“We wanted to start simply,” Taylor said. “And we want it to be something everyone can participate in — no matter what your fitness level.”

Neubacher, an avid cyclist, says he’d love to see more employees on bikes. But the important thing, he says, is for the challenge to benefit employees’ health.

“That’s just good for business,” he said. “Plus, it’s fun. It’s what Colorado Springs is all about — the outdoors.”

The idea DID sound like fun. Yoga, hiking, walking, biking — plus the challenge of winning a competition and helping out a nonprofit.

So, the CSBJ jumped on board. The Business Journal staff will go head-to-head with the staff of the Colorado Springs Independent, our sister paper. Like the Navakai-Bryan matchup, we’ll start with the average number of steps taken during the month of April. From there, we haven’t decided yet. We’re talking about having a Yoga in the Park day for the summer months or a competition to see how many can drink eight glasses of water a day — the recommended amount. Maybe we’ll have some nutrition classes and group meditation courses.

We’re already doing a “Health Hunger Games” at the office. People participate in a monthly healthy event — like hiking, yoga or learning more about nutrition— and get their names put in a drawing for a prize. The more events you attend, the more times your name gets put in for the drawing. The challenge just ups the stakes for participating.

Maybe we’ll create a month of healthy habit changes: Packing a healthy lunch instead of grabbing fast food; walking to an appointment instead of driving; moving around a couple times a day instead of staring at a computer screen for more than eight hours at a time. Maybe we’ll do a planking challenge for a month to see who can reach their goal in 30 days. The possibilities are endless — and they all seem like fun, doable challenges that could make a difference in health care costs, in company morale and in productivity.

We’re excited! We want to make the Colorado Publishing House a fun place to work — and we know that healthy employees are part of a productive staff.

The Navakai-Bryan challengers will provide monthly updates in the CSBJ. And Taylor and Neubacher are extending their challenge to other companies. Create your own challenge; pick a competitor and a nonprofit. Let’s create healthy workplaces in Colorado Springs, help nonprofits reach their goals and cut down on health care costs.

We’re Olympic City USA, after all. While we’re not all going to win a gold medal in the next Games, we can all benefit from a walk around the block, a hike in one of the city’s parks, a yoga class at the YMCA.

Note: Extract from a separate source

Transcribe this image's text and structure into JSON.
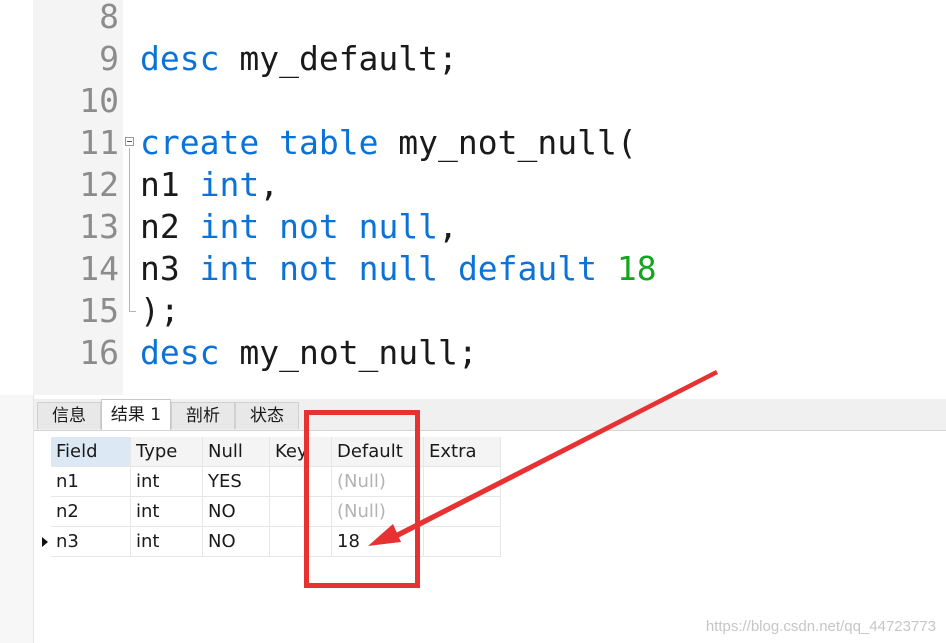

At the CSBJ, we’re ready to get moving. And we’re ready to see which nonprofit will get the Indy’s money!